Oral Presentation Australian Diabetes Society and the Australian Diabetes Educators Association Annual Scientific Meeting 2014

Liraglutide 3.0 mg Reduces the Prevalence of Prediabetes and Delays Onset of Type 2 Diabetes in Overweight and Obese Adults: Results from SCALE Obesity and Prediabetes, a Randomized, Double-blind and Placebo-controlled 56-week Trial (#100)

Xavier Pi-Sunyer 1 , Arne Astrup 2 , Ken Fujoka 3 , Frank Greenaway 4 , Alfredo Halpern 5 , Michael Krempf 6 , David CW Lau 7 , Carel W le Roux 8 , Rafael Violante Ortiz 9 , Christine Bjørn Jensen 10 , John Wilding 11 , Ian Caterson 12
  1. Columbia University, New York, NY, USA
  2. Department of Nutrition Exercise and Sports, University of Copenhagen, Copenhagen, Denmark
  3. Division of Endocrinology, Scripps Clinic, La Jolla, California, USA
  4. Pennington Biomedical Research Center, Louisiana State University System, Baton Rouge, LA 70808, USA
  5. Obesity & Metabolic Syndrome Unit, Division of Endocrinology & Metabolism, Hospital das Clínicas, University of São Paulo Medical School, Sao Paulo, Brazil
  6. Clinique d’endocrinologie et Nutrition, Université de Nantes, Nantes, France
  7. Departments of Medicine and Biochemistry & Molecular Biology, University of Calgary, Calgary, Alberta, Canada
  8. Diabetes Complications Research Centre, University College Dublin, Dublin, Ireland
  9. Departamento Endocrinología, Instituto Mexicano del Seguro Social, Hospital Regional num. 6, Cd.Madero, Tam, Mexico
  10. Novo Nordisk A/S, Soeborg, Denmark
  11. Department of Obesity and Endocrinology, University of Liverpool, Liverpool, UK
  12. University of Sydney, University Of Sydney, NSW, Australia
Obesity is associated with prediabetes, a risk factor for developing T2D. We investigated the effects of liraglutide 3.0mg, as adjunct to diet and exercise (D&E), on weight loss, prediabetes prevalence and onset of T2D over 56 weeks.

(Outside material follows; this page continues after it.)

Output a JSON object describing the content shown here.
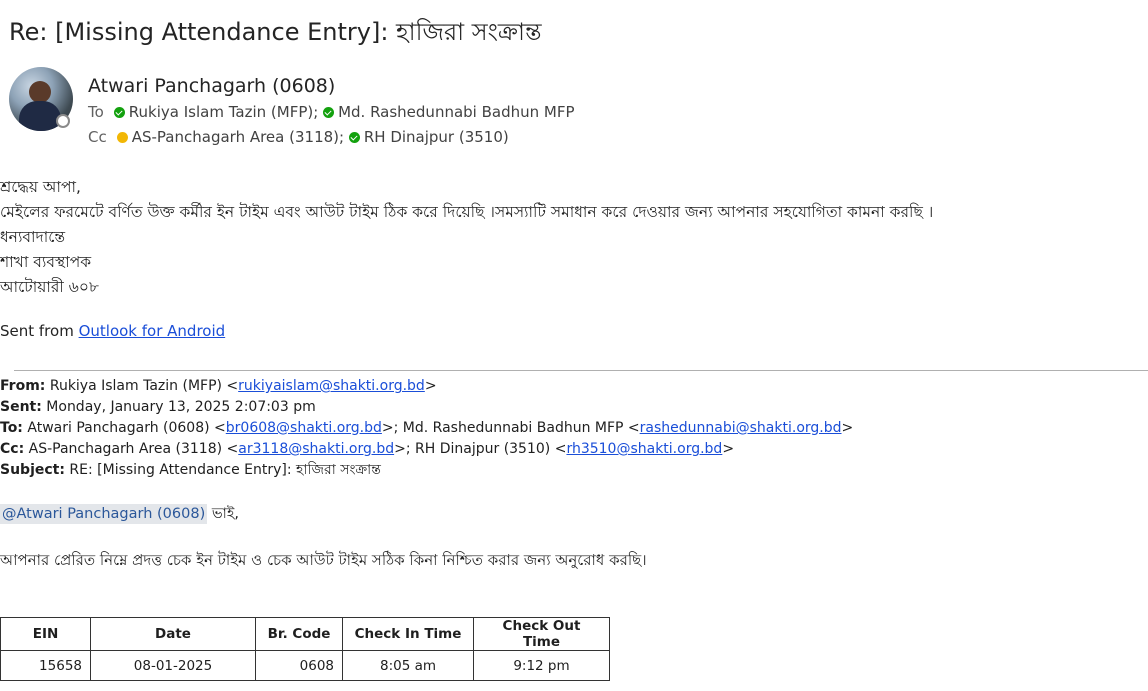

Effects of liraglutide cessation were investigated in a 12‑week re-randomized period. Adults (BMI ≥27kg/m2 with ≥1 comorbidity or ≥30kg/m2) received 500kcal/day deficit diet and exercise. Randomization was 2:1 to once-daily s.c. liraglutide 3.0 mg (n=2487) or placebo (n=1244), stratified by prediabetes status. At week 56, individuals without prediabetes on liraglutide were re-randomized 1:1 to liraglutide or placebo (D&E continued). Clinicaltrials.gov ID: NCT01272219. Of 3731 individuals (age 45.1 years, 78.5% female, weight 106.2kg, BMI 38.3kg/m2, 61.2% with prediabetes), 71.9% on liraglutide and 64.4% on placebo completed study. Data are observed means/proportions from the full analysis set with LOCF. Statistical analysis is ANCOVA (continuous endpoints) or logistic regression (categorical endpoints). After 56 weeks, individuals on liraglutide lost 8.0% (8.4kg) weight versus 2.6% (2.8kg) on placebo (estimated treatment difference [ETD] 5.4% [5.6kg], p<0.0001). Liraglutide improved fasting and post-load glycaemia versus placebo (ETD FPG -0.38mmol/L, PG [OGTT, AUC] 2.02 h*mmol/L, HbA1c ‑0.23%-points; p<0.0001 for all). More individuals reverted to normoglycaemia on liraglutide than placebo (69.2% vs. 32.7%; odds ratio [OR] 4.85, p<0.0001). More individuals taking placebo progressed to prediabetes (20.7% vs. 7.2%; OR 3.3, p<0.0001) or developed T2D (n=14, 1.3 events/100 patient years of exposure [PYE]) than liraglutide (n=4, 0.2 events/100 PYE; OR 8.06, p=0.0003). From week 56–68, individuals re-randomized to placebo regained more weight (2.9% vs. 0.7%; ETD 2.2%, p<0.0001) and progressed to prediabetes (8.0–22.4% vs. 9.1–8.6%; p<0.0001) than individuals on liraglutide. No-one developed T2D. Consistent with effects on weight and glycaemia, liraglutide 3.0mg was superior to placebo in reducing prevalence of prediabetes and T2D. Continued treatment was required to sustain these effects.